Portland Mayor Tear-Gassed
Federal agents deployed nonlethal force against peaceful demonstrators.
CNN (“Portland mayor tear gassed after speaking with protesters on presence of federal agents“):
Mayor Ted Wheeler was tear gassed in downtown Portland early Thursday morning, according to video and posts on Twitter from a New York Times journalist.”It stings. It’s hard to breathe. I can tell you with 100% honesty I saw nothing that provoked this response,” Wheeler said to the Times camera. “I’m not afraid but I am pissed off.”
It’s unknown at this time who is responsible for deploying the tear gas and at this point, there is nothing to indicate the mayor was targeted. CNN has reached out to the mayor’s office for additional comment.
The video appeared to come after Wheeler joined crowds to listen to protesters and answer their questions after violent clashes between demonstrators and federal forces.
Wheeler addressed the presence of federal officers in his city who have been deployed by the Trump administration and are heavily opposed by local leaders across the state and nation. The President said the effort was to protect federal property, but protesters say the action itself has fueled the public’s outrage. Demonstrations in the city, many of which have been peaceful, have been ongoing for more than 50 days.”It is an unconstitutional occupation. The tactics that have been used by our federal officers are abhorrent. They did not act with probable cause, people are not being told, who they are being arrested by, and you’re been denied basic constitutional rights,” the mayor told the crowd.
The mayor’s comments come after the state’s US Attorney called for an investigation into why some protesters were taken by federal agents without badges and put into unmarked vehicles.
“That is a use of police force, federal police force for political ends,” Wheeler said. “That is not an acceptable solution anywhere in America,” the mayor told the crowd.”Some of the remarks from Wednesday’s crowd echoed each similar concerns.”I’ve been violated repeatedly, I’ve been shot with tear gas and munition, my body is bruised and swollen,” one protester who identified themselves as a high school administrator told the mayor. “I want to know what you’re going to do, to commit to me — as an educator committed to my community to make sure that my First Amendment right is upheld?”The mayor responded: “I will absolutely do everything in my power to go get rid of the federal troops and to reform the Portland Police Bureau.
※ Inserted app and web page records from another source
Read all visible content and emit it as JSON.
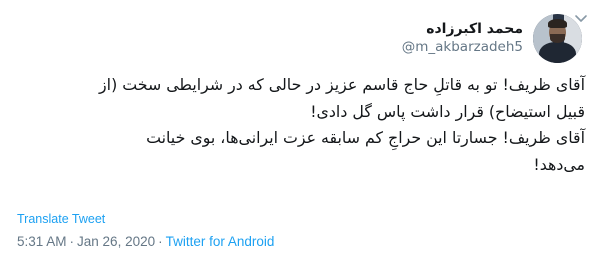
{
  "author": {
    "display_name": "محمد اکبرزاده",
    "handle": "@m_akbarzadeh5"
  },
  "tweet": {
    "lines": [
      "آقای ظریف! تو به قاتلِ حاج قاسم عزیز در حالی که در شرایطی سخت (از",
      "قبیل استیضاح) قرار داشت پاس گل دادی!",
      "آقای ظریف! جسارتا این حراجِ کم سابقه عزت ایرانی‌ها، بوی خیانت",
      "می‌دهد!"
    ],
    "translate_label": "Translate Tweet",
    "time": "5:31 AM",
    "separator": "·",
    "date": "Jan 26, 2020",
    "source": "Twitter for Android"
  },
  "icons": {
    "menu": "chevron-down-icon",
    "avatar": "profile-photo"
  },
  "colors": {
    "link": "#1da1f2",
    "text": "#14171a",
    "secondary": "#657786"
  }
}
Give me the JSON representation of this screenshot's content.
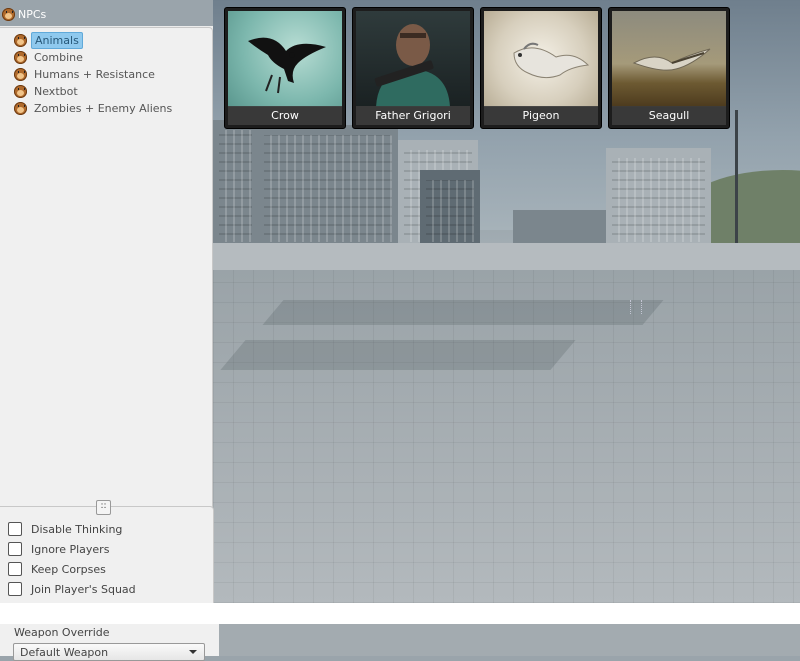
{
  "tree": {
    "root_label": "NPCs",
    "items": [
      {
        "label": "Animals",
        "selected": true
      },
      {
        "label": "Combine",
        "selected": false
      },
      {
        "label": "Humans + Resistance",
        "selected": false
      },
      {
        "label": "Nextbot",
        "selected": false
      },
      {
        "label": "Zombies + Enemy Aliens",
        "selected": false
      }
    ]
  },
  "options": {
    "splitter_glyph": "::",
    "checkboxes": [
      {
        "label": "Disable Thinking",
        "checked": false
      },
      {
        "label": "Ignore Players",
        "checked": false
      },
      {
        "label": "Keep Corpses",
        "checked": false
      },
      {
        "label": "Join Player's Squad",
        "checked": false
      }
    ],
    "weapon_override_label": "Weapon Override",
    "weapon_override_value": "Default Weapon"
  },
  "npcs": [
    {
      "name": "Crow"
    },
    {
      "name": "Father Grigori"
    },
    {
      "name": "Pigeon"
    },
    {
      "name": "Seagull"
    }
  ],
  "colors": {
    "selection": "#8fc9ee",
    "panel_bg": "#f0f0f0",
    "card_caption_bg": "#3c3c3c"
  }
}
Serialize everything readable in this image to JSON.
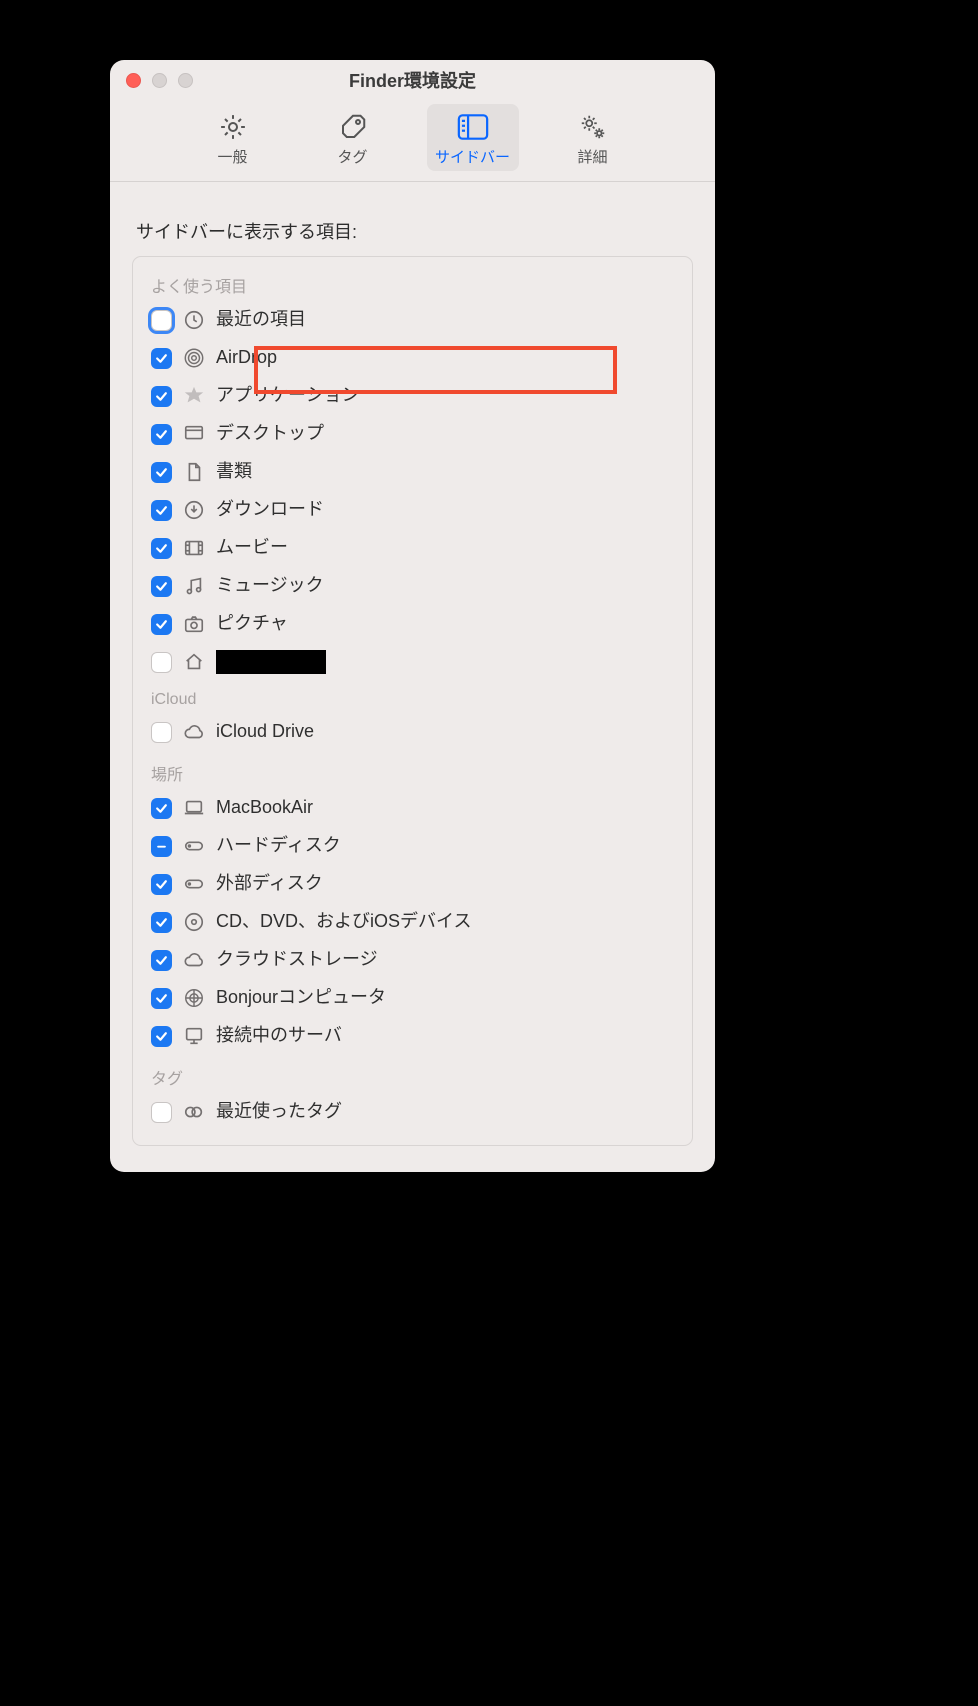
{
  "window": {
    "title": "Finder環境設定"
  },
  "toolbar": {
    "general": "一般",
    "tags": "タグ",
    "sidebar": "サイドバー",
    "advanced": "詳細"
  },
  "section_heading": "サイドバーに表示する項目:",
  "groups": {
    "favorites": "よく使う項目",
    "icloud": "iCloud",
    "locations": "場所",
    "tags": "タグ"
  },
  "items": {
    "recent": {
      "label": "最近の項目",
      "checked": "unchecked"
    },
    "airdrop": {
      "label": "AirDrop",
      "checked": "checked"
    },
    "apps": {
      "label": "アプリケーション",
      "checked": "checked"
    },
    "desktop": {
      "label": "デスクトップ",
      "checked": "checked"
    },
    "documents": {
      "label": "書類",
      "checked": "checked"
    },
    "downloads": {
      "label": "ダウンロード",
      "checked": "checked"
    },
    "movies": {
      "label": "ムービー",
      "checked": "checked"
    },
    "music": {
      "label": "ミュージック",
      "checked": "checked"
    },
    "pictures": {
      "label": "ピクチャ",
      "checked": "checked"
    },
    "home": {
      "label": "",
      "checked": "unchecked"
    },
    "iclouddrive": {
      "label": "iCloud Drive",
      "checked": "unchecked"
    },
    "thismac": {
      "label": "MacBookAir",
      "checked": "checked"
    },
    "harddisks": {
      "label": "ハードディスク",
      "checked": "mixed"
    },
    "extdisks": {
      "label": "外部ディスク",
      "checked": "checked"
    },
    "opticals": {
      "label": "CD、DVD、およびiOSデバイス",
      "checked": "checked"
    },
    "cloud": {
      "label": "クラウドストレージ",
      "checked": "checked"
    },
    "bonjour": {
      "label": "Bonjourコンピュータ",
      "checked": "checked"
    },
    "servers": {
      "label": "接続中のサーバ",
      "checked": "checked"
    },
    "recenttags": {
      "label": "最近使ったタグ",
      "checked": "unchecked"
    }
  }
}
We need to do both.”
NYT (“Federal Officers Hit Portland Mayor With Tear Gas“) adds some perspective:
The mayor of Portland, Ted Wheeler, was left coughing and wincing in the middle of his own city Wednesday night after federal officers deployed tear gas into a crowd of protesters that Mr. Wheeler had joined outside the federal courthouse.
Mr. Wheeler, who scrambled to put on goggles while denouncing what he called the “urban warfare” tactic of the federal agents, said he was outraged by the use of tear gas and that it was only making protesters more angry.
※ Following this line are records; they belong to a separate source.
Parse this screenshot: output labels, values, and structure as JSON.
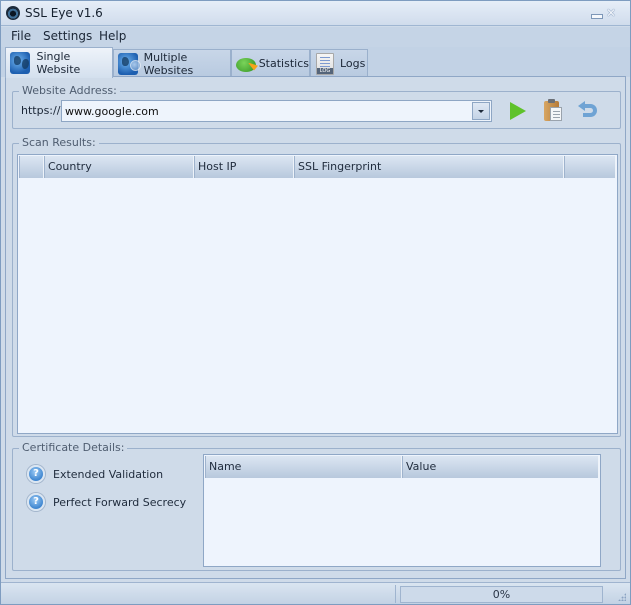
{
  "window": {
    "title": "SSL Eye v1.6",
    "minimize_label": "",
    "close_label": "✕"
  },
  "menu": [
    {
      "label": "File"
    },
    {
      "label": "Settings"
    },
    {
      "label": "Help"
    }
  ],
  "tabs": [
    {
      "label": "Single Website",
      "icon": "globe-icon",
      "active": true
    },
    {
      "label": "Multiple Websites",
      "icon": "globe-multi-icon",
      "active": false
    },
    {
      "label": "Statistics",
      "icon": "pie-chart-icon",
      "active": false
    },
    {
      "label": "Logs",
      "icon": "log-file-icon",
      "active": false
    }
  ],
  "website_address": {
    "title": "Website Address:",
    "prefix": "https://",
    "url_value": "www.google.com",
    "buttons": [
      {
        "name": "start-scan",
        "icon": "play-icon"
      },
      {
        "name": "paste",
        "icon": "clipboard-icon"
      },
      {
        "name": "reset",
        "icon": "undo-icon"
      }
    ]
  },
  "scan_results": {
    "title": "Scan Results:",
    "columns": [
      "",
      "Country",
      "Host IP",
      "SSL Fingerprint",
      ""
    ],
    "rows": []
  },
  "certificate_details": {
    "title": "Certificate Details:",
    "checks": [
      {
        "label": "Extended Validation",
        "status_icon": "question-icon"
      },
      {
        "label": "Perfect Forward Secrecy",
        "status_icon": "question-icon"
      }
    ],
    "columns": [
      "Name",
      "Value"
    ],
    "rows": []
  },
  "status_bar": {
    "progress_text": "0%",
    "progress_value": 0
  }
}
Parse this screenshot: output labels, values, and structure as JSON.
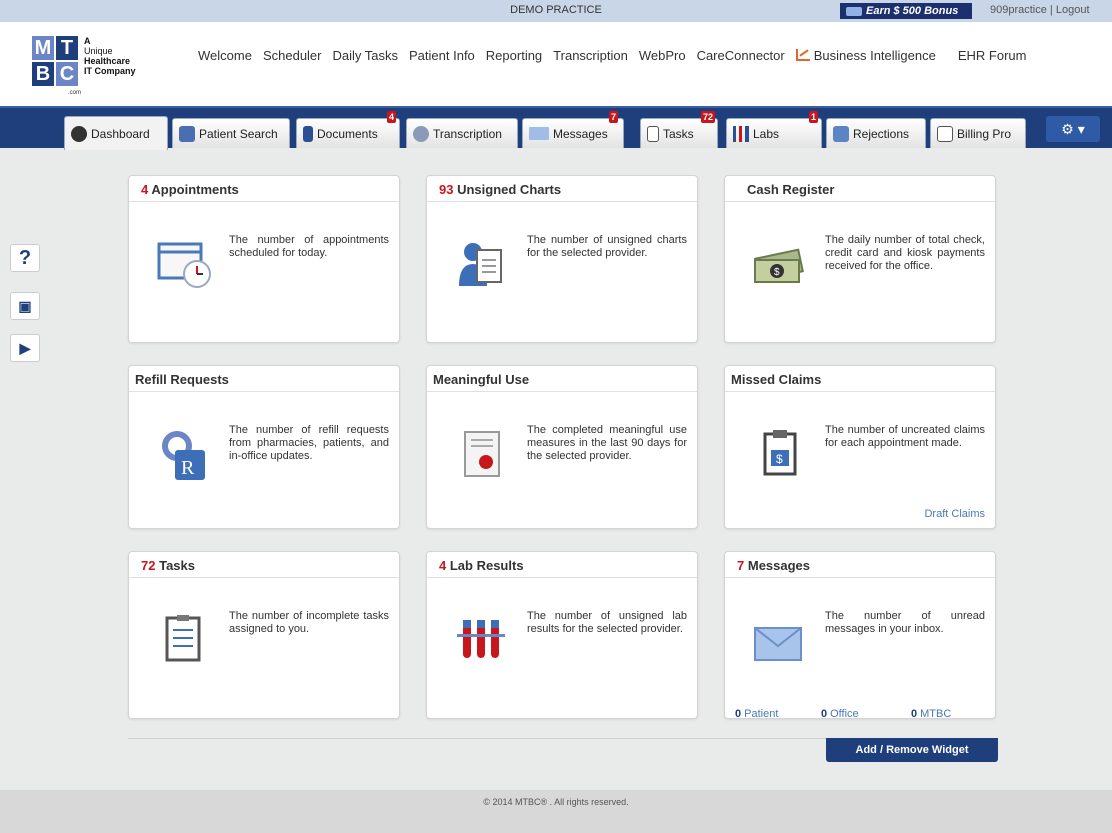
{
  "topbar": {
    "practice": "DEMO PRACTICE",
    "bonus": "Earn $ 500 Bonus",
    "user": "909practice",
    "logout": "Logout"
  },
  "logo": {
    "letters": [
      "M",
      "T",
      "B",
      "C"
    ],
    "tagline": [
      "A",
      "Unique",
      "Healthcare",
      "IT Company"
    ],
    "domain": ".com"
  },
  "nav": [
    "Welcome",
    "Scheduler",
    "Daily Tasks",
    "Patient Info",
    "Reporting",
    "Transcription",
    "WebPro",
    "CareConnector",
    "Business Intelligence",
    "EHR Forum"
  ],
  "tabs": [
    {
      "label": "Dashboard",
      "badge": ""
    },
    {
      "label": "Patient Search",
      "badge": ""
    },
    {
      "label": "Documents",
      "badge": "4"
    },
    {
      "label": "Transcription",
      "badge": ""
    },
    {
      "label": "Messages",
      "badge": "7"
    },
    {
      "label": "Tasks",
      "badge": "72"
    },
    {
      "label": "Labs",
      "badge": "1"
    },
    {
      "label": "Rejections",
      "badge": ""
    },
    {
      "label": "Billing Pro",
      "badge": ""
    }
  ],
  "sidetools": [
    "?"
  ],
  "widgets": [
    {
      "count": "4",
      "title": "Appointments",
      "desc": "The number of appointments scheduled for today.",
      "icon": "calendar-clock-icon"
    },
    {
      "count": "93",
      "title": "Unsigned Charts",
      "desc": "The number of unsigned charts for the selected provider.",
      "icon": "chart-user-icon"
    },
    {
      "count": "",
      "title": "Cash Register",
      "desc": "The daily number of total check, credit card and kiosk payments received for the office.",
      "icon": "cash-icon"
    },
    {
      "count": "",
      "title": "Refill Requests",
      "desc": "The number of refill requests from pharmacies, patients, and in-office updates.",
      "icon": "rx-icon"
    },
    {
      "count": "",
      "title": "Meaningful Use",
      "desc": "The completed meaningful use measures in the last 90 days for the selected provider.",
      "icon": "certificate-icon"
    },
    {
      "count": "",
      "title": "Missed Claims",
      "desc": "The number of uncreated claims for each appointment made.",
      "icon": "clipboard-dollar-icon",
      "link": "Draft Claims"
    },
    {
      "count": "72",
      "title": "Tasks",
      "desc": "The number of incomplete tasks assigned to you.",
      "icon": "checklist-icon"
    },
    {
      "count": "4",
      "title": "Lab Results",
      "desc": "The number of unsigned lab results for the selected provider.",
      "icon": "test-tubes-icon"
    },
    {
      "count": "7",
      "title": "Messages",
      "desc": "The number of unread messages in your inbox.",
      "icon": "envelope-icon"
    }
  ],
  "messages_counts": [
    {
      "num": "0",
      "label": "Patient"
    },
    {
      "num": "0",
      "label": "Office"
    },
    {
      "num": "0",
      "label": "MTBC"
    }
  ],
  "add_widget": "Add / Remove Widget",
  "footer": "© 2014 MTBC® . All rights reserved.",
  "colors": {
    "nav_bar": "#1f3f7c",
    "badge": "#c8161d",
    "count_text": "#c8161d",
    "link": "#4a78b8"
  }
}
“I’m not going to lie — it stings; it’s hard to breathe,” Mr. Wheeler said. ”And I can tell you with 100 percent honesty, I saw nothing which provoked this response.”
He called it an “egregious overreaction” on the part of the federal officers, and not a de-escalation strategy.
“It’s got to stop now,” he declared.
But the Democratic mayor, 57, has also long been the target of Portland protesters infuriated by the city police’s own use of tear gas, which was persistent until a federal judge ordered the city to use it only when there was a safety issue. As Mr. Wheeler went through the crowds on Wednesday, some threw objects in his direction, and others called for his resignation, chanting, “Tear Gas Teddy.”
After a large wave of tear gas sent Mr. Wheeler away from the scene, some protesters mocked him, asking how it felt. Mr. Wheeler said that joining the protesters at the front of the line was just one way he was going to try to rid the city of the federal tactical teams.
In an actual riot situation, tear gas is preferable to the alternatives: allowing the rioters to harm others or destroy property on the one hand or using deadly force on the other. But police, at both the state and local and now the federal level are abusing this tool, escalating the situation rather than controlling it.
Citizens have a right to peaceably assemble to express their grievances to their public officials. That certainly includes the right to protest the police.